Supplied entries Start Marker
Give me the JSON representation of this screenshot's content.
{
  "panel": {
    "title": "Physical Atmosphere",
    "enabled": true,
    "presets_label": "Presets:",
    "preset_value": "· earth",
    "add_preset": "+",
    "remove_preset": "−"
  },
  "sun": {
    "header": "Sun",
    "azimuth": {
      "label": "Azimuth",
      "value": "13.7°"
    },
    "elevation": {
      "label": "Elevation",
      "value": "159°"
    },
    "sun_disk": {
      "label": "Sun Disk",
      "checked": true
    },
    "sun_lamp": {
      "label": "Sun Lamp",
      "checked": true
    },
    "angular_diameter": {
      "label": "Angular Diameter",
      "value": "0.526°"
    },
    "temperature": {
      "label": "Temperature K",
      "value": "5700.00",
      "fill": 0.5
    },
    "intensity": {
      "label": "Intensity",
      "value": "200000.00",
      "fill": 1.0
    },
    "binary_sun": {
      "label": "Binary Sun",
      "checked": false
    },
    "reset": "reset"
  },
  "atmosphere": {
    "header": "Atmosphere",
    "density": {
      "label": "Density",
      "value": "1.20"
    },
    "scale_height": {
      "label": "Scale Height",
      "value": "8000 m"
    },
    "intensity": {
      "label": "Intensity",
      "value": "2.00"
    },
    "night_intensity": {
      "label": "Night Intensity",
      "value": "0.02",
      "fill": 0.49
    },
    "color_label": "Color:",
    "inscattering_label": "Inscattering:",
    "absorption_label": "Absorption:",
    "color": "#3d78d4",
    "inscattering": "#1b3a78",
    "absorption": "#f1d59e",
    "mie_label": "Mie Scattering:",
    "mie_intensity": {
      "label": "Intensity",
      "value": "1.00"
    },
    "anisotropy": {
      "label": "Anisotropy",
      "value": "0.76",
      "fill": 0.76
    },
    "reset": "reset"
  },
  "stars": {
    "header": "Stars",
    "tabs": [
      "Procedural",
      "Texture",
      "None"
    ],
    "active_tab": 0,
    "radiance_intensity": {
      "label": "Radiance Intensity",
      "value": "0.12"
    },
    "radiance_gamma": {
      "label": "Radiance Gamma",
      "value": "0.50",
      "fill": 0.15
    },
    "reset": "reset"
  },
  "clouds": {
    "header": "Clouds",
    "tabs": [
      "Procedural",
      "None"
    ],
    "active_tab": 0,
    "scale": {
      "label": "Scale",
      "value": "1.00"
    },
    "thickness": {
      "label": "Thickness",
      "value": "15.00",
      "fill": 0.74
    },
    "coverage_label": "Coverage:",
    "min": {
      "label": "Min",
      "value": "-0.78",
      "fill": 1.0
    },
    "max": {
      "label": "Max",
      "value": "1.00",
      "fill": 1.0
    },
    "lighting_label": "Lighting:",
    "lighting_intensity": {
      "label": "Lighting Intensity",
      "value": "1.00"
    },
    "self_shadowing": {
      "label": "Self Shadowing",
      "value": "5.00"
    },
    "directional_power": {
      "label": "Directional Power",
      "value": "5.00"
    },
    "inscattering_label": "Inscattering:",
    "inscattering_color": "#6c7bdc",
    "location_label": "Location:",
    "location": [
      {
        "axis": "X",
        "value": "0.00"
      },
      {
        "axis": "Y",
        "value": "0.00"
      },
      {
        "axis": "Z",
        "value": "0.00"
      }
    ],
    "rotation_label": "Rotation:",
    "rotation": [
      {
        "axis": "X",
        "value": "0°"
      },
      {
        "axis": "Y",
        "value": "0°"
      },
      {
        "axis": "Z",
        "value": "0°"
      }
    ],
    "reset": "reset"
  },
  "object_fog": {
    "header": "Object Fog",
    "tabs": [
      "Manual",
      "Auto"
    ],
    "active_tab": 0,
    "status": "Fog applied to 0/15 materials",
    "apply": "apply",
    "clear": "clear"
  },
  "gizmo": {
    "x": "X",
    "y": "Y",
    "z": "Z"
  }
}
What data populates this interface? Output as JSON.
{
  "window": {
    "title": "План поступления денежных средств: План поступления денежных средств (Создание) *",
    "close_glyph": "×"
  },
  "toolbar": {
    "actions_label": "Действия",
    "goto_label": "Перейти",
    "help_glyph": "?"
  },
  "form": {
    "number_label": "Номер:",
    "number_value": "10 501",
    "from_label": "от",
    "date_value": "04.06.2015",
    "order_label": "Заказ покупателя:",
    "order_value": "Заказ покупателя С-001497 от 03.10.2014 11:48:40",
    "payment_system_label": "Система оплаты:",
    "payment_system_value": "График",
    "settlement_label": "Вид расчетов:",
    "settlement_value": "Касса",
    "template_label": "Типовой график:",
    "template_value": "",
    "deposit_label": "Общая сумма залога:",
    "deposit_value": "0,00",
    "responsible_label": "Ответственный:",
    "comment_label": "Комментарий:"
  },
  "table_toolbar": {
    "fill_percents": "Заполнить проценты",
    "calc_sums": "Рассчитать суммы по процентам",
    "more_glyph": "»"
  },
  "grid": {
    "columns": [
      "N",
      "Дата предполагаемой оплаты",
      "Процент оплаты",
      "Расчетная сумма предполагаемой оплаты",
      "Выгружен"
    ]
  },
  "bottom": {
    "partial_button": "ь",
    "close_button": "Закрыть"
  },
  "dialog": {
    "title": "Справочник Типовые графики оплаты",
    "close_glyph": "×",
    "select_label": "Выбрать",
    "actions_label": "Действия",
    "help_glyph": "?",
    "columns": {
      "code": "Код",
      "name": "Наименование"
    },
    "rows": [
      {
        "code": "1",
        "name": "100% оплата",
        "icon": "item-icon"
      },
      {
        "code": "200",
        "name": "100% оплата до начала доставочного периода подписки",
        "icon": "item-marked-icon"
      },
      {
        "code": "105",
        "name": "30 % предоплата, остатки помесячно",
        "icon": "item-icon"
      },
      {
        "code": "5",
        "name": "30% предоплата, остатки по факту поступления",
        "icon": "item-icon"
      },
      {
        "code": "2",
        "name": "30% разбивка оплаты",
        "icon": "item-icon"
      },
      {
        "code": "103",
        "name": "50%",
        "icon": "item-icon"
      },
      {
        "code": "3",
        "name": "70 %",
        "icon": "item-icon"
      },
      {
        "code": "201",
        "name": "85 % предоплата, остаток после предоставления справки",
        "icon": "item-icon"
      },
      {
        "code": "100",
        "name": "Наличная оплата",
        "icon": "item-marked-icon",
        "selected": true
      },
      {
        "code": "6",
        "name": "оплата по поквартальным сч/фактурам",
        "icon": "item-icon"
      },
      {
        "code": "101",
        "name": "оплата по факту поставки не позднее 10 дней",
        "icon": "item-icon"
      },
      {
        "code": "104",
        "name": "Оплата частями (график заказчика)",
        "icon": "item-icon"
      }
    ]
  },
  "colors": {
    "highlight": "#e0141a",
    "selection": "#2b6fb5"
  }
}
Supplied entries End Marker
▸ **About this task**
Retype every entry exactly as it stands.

▸ **Response below**
Give me the JSON representation of this screenshot's content.
{
  "panel": {
    "title": "Physical Atmosphere",
    "enabled": true,
    "presets_label": "Presets:",
    "preset_value": "· earth",
    "add_preset": "+",
    "remove_preset": "−"
  },
  "sun": {
    "header": "Sun",
    "azimuth": {
      "label": "Azimuth",
      "value": "13.7°"
    },
    "elevation": {
      "label": "Elevation",
      "value": "159°"
    },
    "sun_disk": {
      "label": "Sun Disk",
      "checked": true
    },
    "sun_lamp": {
      "label": "Sun Lamp",
      "checked": true
    },
    "angular_diameter": {
      "label": "Angular Diameter",
      "value": "0.526°"
    },
    "temperature": {
      "label": "Temperature K",
      "value": "5700.00",
      "fill": 0.5
    },
    "intensity": {
      "label": "Intensity",
      "value": "200000.00",
      "fill": 1.0
    },
    "binary_sun": {
      "label": "Binary Sun",
      "checked": false
    },
    "reset": "reset"
  },
  "atmosphere": {
    "header": "Atmosphere",
    "density": {
      "label": "Density",
      "value": "1.20"
    },
    "scale_height": {
      "label": "Scale Height",
      "value": "8000 m"
    },
    "intensity": {
      "label": "Intensity",
      "value": "2.00"
    },
    "night_intensity": {
      "label": "Night Intensity",
      "value": "0.02",
      "fill": 0.49
    },
    "color_label": "Color:",
    "inscattering_label": "Inscattering:",
    "absorption_label": "Absorption:",
    "color": "#3d78d4",
    "inscattering": "#1b3a78",
    "absorption": "#f1d59e",
    "mie_label": "Mie Scattering:",
    "mie_intensity": {
      "label": "Intensity",
      "value": "1.00"
    },
    "anisotropy": {
      "label": "Anisotropy",
      "value": "0.76",
      "fill": 0.76
    },
    "reset": "reset"
  },
  "stars": {
    "header": "Stars",
    "tabs": [
      "Procedural",
      "Texture",
      "None"
    ],
    "active_tab": 0,
    "radiance_intensity": {
      "label": "Radiance Intensity",
      "value": "0.12"
    },
    "radiance_gamma": {
      "label": "Radiance Gamma",
      "value": "0.50",
      "fill": 0.15
    },
    "reset": "reset"
  },
  "clouds": {
    "header": "Clouds",
    "tabs": [
      "Procedural",
      "None"
    ],
    "active_tab": 0,
    "scale": {
      "label": "Scale",
      "value": "1.00"
    },
    "thickness": {
      "label": "Thickness",
      "value": "15.00",
      "fill": 0.74
    },
    "coverage_label": "Coverage:",
    "min": {
      "label": "Min",
      "value": "-0.78",
      "fill": 1.0
    },
    "max": {
      "label": "Max",
      "value": "1.00",
      "fill": 1.0
    },
    "lighting_label": "Lighting:",
    "lighting_intensity": {
      "label": "Lighting Intensity",
      "value": "1.00"
    },
    "self_shadowing": {
      "label": "Self Shadowing",
      "value": "5.00"
    },
    "directional_power": {
      "label": "Directional Power",
      "value": "5.00"
    },
    "inscattering_label": "Inscattering:",
    "inscattering_color": "#6c7bdc",
    "location_label": "Location:",
    "location": [
      {
        "axis": "X",
        "value": "0.00"
      },
      {
        "axis": "Y",
        "value": "0.00"
      },
      {
        "axis": "Z",
        "value": "0.00"
      }
    ],
    "rotation_label": "Rotation:",
    "rotation": [
      {
        "axis": "X",
        "value": "0°"
      },
      {
        "axis": "Y",
        "value": "0°"
      },
      {
        "axis": "Z",
        "value": "0°"
      }
    ],
    "reset": "reset"
  },
  "object_fog": {
    "header": "Object Fog",
    "tabs": [
      "Manual",
      "Auto"
    ],
    "active_tab": 0,
    "status": "Fog applied to 0/15 materials",
    "apply": "apply",
    "clear": "clear"
  },
  "gizmo": {
    "x": "X",
    "y": "Y",
    "z": "Z"
  }
}
What data populates this interface? Output as JSON.
{
  "window": {
    "title": "План поступления денежных средств: План поступления денежных средств (Создание) *",
    "close_glyph": "×"
  },
  "toolbar": {
    "actions_label": "Действия",
    "goto_label": "Перейти",
    "help_glyph": "?"
  },
  "form": {
    "number_label": "Номер:",
    "number_value": "10 501",
    "from_label": "от",
    "date_value": "04.06.2015",
    "order_label": "Заказ покупателя:",
    "order_value": "Заказ покупателя С-001497 от 03.10.2014 11:48:40",
    "payment_system_label": "Система оплаты:",
    "payment_system_value": "График",
    "settlement_label": "Вид расчетов:",
    "settlement_value": "Касса",
    "template_label": "Типовой график:",
    "template_value": "",
    "deposit_label": "Общая сумма залога:",
    "deposit_value": "0,00",
    "responsible_label": "Ответственный:",
    "comment_label": "Комментарий:"
  },
  "table_toolbar": {
    "fill_percents": "Заполнить проценты",
    "calc_sums": "Рассчитать суммы по процентам",
    "more_glyph": "»"
  },
  "grid": {
    "columns": [
      "N",
      "Дата предполагаемой оплаты",
      "Процент оплаты",
      "Расчетная сумма предполагаемой оплаты",
      "Выгружен"
    ]
  },
  "bottom": {
    "partial_button": "ь",
    "close_button": "Закрыть"
  },
  "dialog": {
    "title": "Справочник Типовые графики оплаты",
    "close_glyph": "×",
    "select_label": "Выбрать",
    "actions_label": "Действия",
    "help_glyph": "?",
    "columns": {
      "code": "Код",
      "name": "Наименование"
    },
    "rows": [
      {
        "code": "1",
        "name": "100% оплата",
        "icon": "item-icon"
      },
      {
        "code": "200",
        "name": "100% оплата до начала доставочного периода подписки",
        "icon": "item-marked-icon"
      },
      {
        "code": "105",
        "name": "30 % предоплата, остатки помесячно",
        "icon": "item-icon"
      },
      {
        "code": "5",
        "name": "30% предоплата, остатки по факту поступления",
        "icon": "item-icon"
      },
      {
        "code": "2",
        "name": "30% разбивка оплаты",
        "icon": "item-icon"
      },
      {
        "code": "103",
        "name": "50%",
        "icon": "item-icon"
      },
      {
        "code": "3",
        "name": "70 %",
        "icon": "item-icon"
      },
      {
        "code": "201",
        "name": "85 % предоплата, остаток после предоставления справки",
        "icon": "item-icon"
      },
      {
        "code": "100",
        "name": "Наличная оплата",
        "icon": "item-marked-icon",
        "selected": true
      },
      {
        "code": "6",
        "name": "оплата по поквартальным сч/фактурам",
        "icon": "item-icon"
      },
      {
        "code": "101",
        "name": "оплата по факту поставки не позднее 10 дней",
        "icon": "item-icon"
      },
      {
        "code": "104",
        "name": "Оплата частями (график заказчика)",
        "icon": "item-icon"
      }
    ]
  },
  "colors": {
    "highlight": "#e0141a",
    "selection": "#2b6fb5"
  }
}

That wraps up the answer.